The accuracy of the carbohydrate-to-fat ratio is so important that patients on the medical ketogenic diet for epilepsy must weigh their food using a gram-based scale rather than a typical ounce-based scale or cup measure. They even can’t use certain personal hygiene products, since some contain carbohydrates, and carbohydrates can be absorbed through the skin.
The Atkins Diet: A Less-Restrictive Option
The modified Atkins diet is slightly less-restrictive than the classic ketogenic diet. It focuses on net carbs, where fiber offsets carbohydrates. It produces the same results as the classic ketogenic diet — reducing seizures through ketosis — when followed correctly.
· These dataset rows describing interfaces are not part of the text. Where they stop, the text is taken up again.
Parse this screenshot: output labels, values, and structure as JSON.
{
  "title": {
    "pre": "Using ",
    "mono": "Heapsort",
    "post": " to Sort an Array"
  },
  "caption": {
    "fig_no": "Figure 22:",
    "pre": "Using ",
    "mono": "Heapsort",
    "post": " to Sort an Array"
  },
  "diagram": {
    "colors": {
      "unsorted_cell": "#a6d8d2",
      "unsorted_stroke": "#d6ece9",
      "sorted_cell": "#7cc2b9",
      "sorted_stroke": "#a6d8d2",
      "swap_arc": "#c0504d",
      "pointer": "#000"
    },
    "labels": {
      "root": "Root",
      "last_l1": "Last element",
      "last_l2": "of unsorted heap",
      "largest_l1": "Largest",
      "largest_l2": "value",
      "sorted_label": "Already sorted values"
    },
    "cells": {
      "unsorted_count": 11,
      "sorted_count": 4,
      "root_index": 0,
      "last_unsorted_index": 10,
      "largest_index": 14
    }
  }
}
Gulotta tends to steer picky eaters and adult patients toward the modified Atkins ketogenic diet.
Medication While on the Diet
Almost all patients remain on at least one seizure medication, but doctors can often reduce the number of medications and/or dosages once the patient is seeing success with the diet.
Patients also receive a variety of supplements to ensure their nutritional needs are met. Doctors regularly check the vitamin, mineral and electrolyte levels of patients following the diet.
Should you try the ketogenic diet for epilepsy treatment?
Make an appointment with the Ketogenic Diet Clinic.
Typically, if a patient has been on the diet for 2-3 years with well-controlled seizures, the care team will begin discussing taking the patient off the diet.
In fact, according to Gulotta, most patients continue to see the same level of seizure reduction after stopping the diet that they achieved on the diet. Suddenly breaking ketosis can be dangerous, so the patient is weaned off gradually. This happens under close medical supervision, over a period of 2-4 months.
Determining if a Ketogenic Diet is Right for a Patient
If you or your family thinks the ketogenic diet seems like a viable treatment option, your current neurologist is generally the best place to start. That neurologist may refer you to UVA Neurology for a consultation.
Keep in mind that there are potential side effects, and a medical ketogenic diet should only be followed under close medical supervision.
Stay tuned: You can read all about mainstream ketogenic diets (and why they’re risky to try on your own) on the blog tomorrow.
Atkins restricts “net carbs”, or carbs that have an effect on blood sugar. Net carbohydrates can be calculated from a food source by subtracting sugar alcohols and fiber (which are shown to have a negligible effect on blood sugar levels) from total carbohydrates. Sugar alcohols need to be treated with caution because while they may be slower to convert to glucose, they can be a significant source of glycemic load and can stall weight loss.